** WORK REQUIRED **
Please reproduce all of the data exactly as it appears, but skip the pictures.

[Opening AVAILABLE RECORDS section]

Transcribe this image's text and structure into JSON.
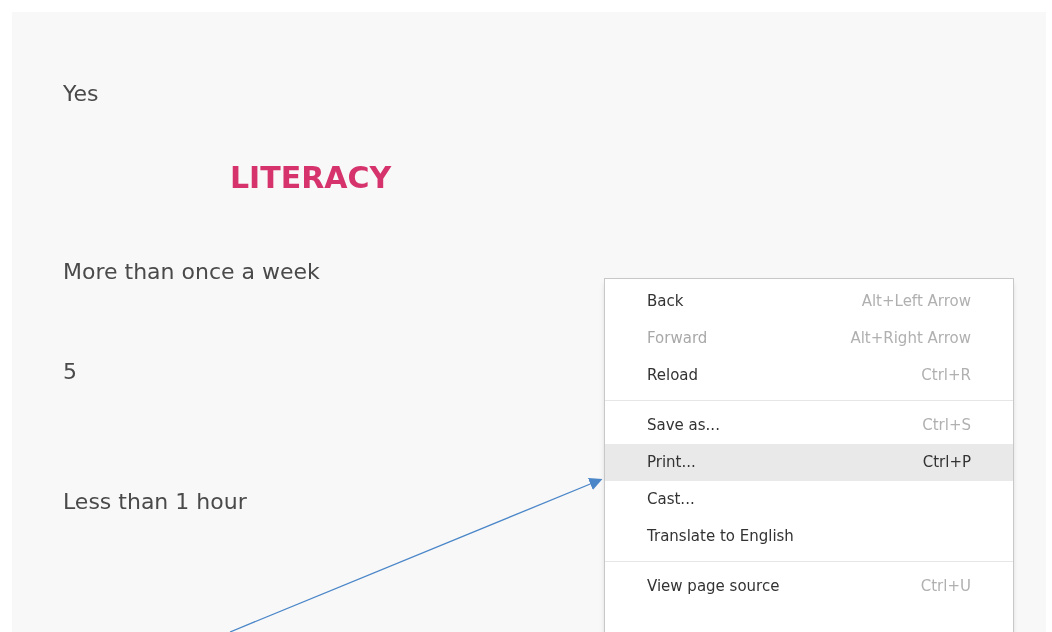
{
  "answers": [
    {
      "kind": "answer",
      "text": "Yes"
    },
    {
      "kind": "heading",
      "text": "LITERACY"
    },
    {
      "kind": "answer",
      "text": "More than once a week"
    },
    {
      "kind": "answer",
      "text": "5"
    },
    {
      "kind": "answer",
      "text": "Less than 1 hour"
    }
  ],
  "context_menu": [
    {
      "kind": "item",
      "label": "Back",
      "shortcut": "Alt+Left Arrow",
      "disabled": false,
      "selected": false
    },
    {
      "kind": "item",
      "label": "Forward",
      "shortcut": "Alt+Right Arrow",
      "disabled": true,
      "selected": false
    },
    {
      "kind": "item",
      "label": "Reload",
      "shortcut": "Ctrl+R",
      "disabled": false,
      "selected": false
    },
    {
      "kind": "separator"
    },
    {
      "kind": "item",
      "label": "Save as...",
      "shortcut": "Ctrl+S",
      "disabled": false,
      "selected": false
    },
    {
      "kind": "item",
      "label": "Print...",
      "shortcut": "Ctrl+P",
      "disabled": false,
      "selected": true
    },
    {
      "kind": "item",
      "label": "Cast...",
      "disabled": false,
      "selected": false
    },
    {
      "kind": "item",
      "label": "Translate to English",
      "disabled": false,
      "selected": false
    },
    {
      "kind": "separator"
    },
    {
      "kind": "item",
      "label": "View page source",
      "shortcut": "Ctrl+U",
      "disabled": false,
      "selected": false
    }
  ]
}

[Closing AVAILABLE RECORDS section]

** EXERCISE OUTPUT **
Transcribe this image's text and structure into JSON.
{
  "answers": [
    {
      "kind": "answer",
      "text": "Yes"
    },
    {
      "kind": "heading",
      "text": "LITERACY"
    },
    {
      "kind": "answer",
      "text": "More than once a week"
    },
    {
      "kind": "answer",
      "text": "5"
    },
    {
      "kind": "answer",
      "text": "Less than 1 hour"
    }
  ],
  "context_menu": [
    {
      "kind": "item",
      "label": "Back",
      "shortcut": "Alt+Left Arrow",
      "disabled": false,
      "selected": false
    },
    {
      "kind": "item",
      "label": "Forward",
      "shortcut": "Alt+Right Arrow",
      "disabled": true,
      "selected": false
    },
    {
      "kind": "item",
      "label": "Reload",
      "shortcut": "Ctrl+R",
      "disabled": false,
      "selected": false
    },
    {
      "kind": "separator"
    },
    {
      "kind": "item",
      "label": "Save as...",
      "shortcut": "Ctrl+S",
      "disabled": false,
      "selected": false
    },
    {
      "kind": "item",
      "label": "Print...",
      "shortcut": "Ctrl+P",
      "disabled": false,
      "selected": true
    },
    {
      "kind": "item",
      "label": "Cast...",
      "disabled": false,
      "selected": false
    },
    {
      "kind": "item",
      "label": "Translate to English",
      "disabled": false,
      "selected": false
    },
    {
      "kind": "separator"
    },
    {
      "kind": "item",
      "label": "View page source",
      "shortcut": "Ctrl+U",
      "disabled": false,
      "selected": false
    }
  ]
}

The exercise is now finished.